------ Material for this task ------

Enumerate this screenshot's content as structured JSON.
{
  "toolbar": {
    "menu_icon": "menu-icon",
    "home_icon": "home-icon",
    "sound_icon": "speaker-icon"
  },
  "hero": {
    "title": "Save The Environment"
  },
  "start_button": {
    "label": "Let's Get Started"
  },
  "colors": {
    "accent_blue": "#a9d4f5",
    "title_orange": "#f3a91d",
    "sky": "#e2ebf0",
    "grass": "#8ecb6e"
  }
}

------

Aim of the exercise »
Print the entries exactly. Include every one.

Answer to this problem »
Enumerate this screenshot's content as structured JSON.
{
  "toolbar": {
    "menu_icon": "menu-icon",
    "home_icon": "home-icon",
    "sound_icon": "speaker-icon"
  },
  "hero": {
    "title": "Save The Environment"
  },
  "start_button": {
    "label": "Let's Get Started"
  },
  "colors": {
    "accent_blue": "#a9d4f5",
    "title_orange": "#f3a91d",
    "sky": "#e2ebf0",
    "grass": "#8ecb6e"
  }
}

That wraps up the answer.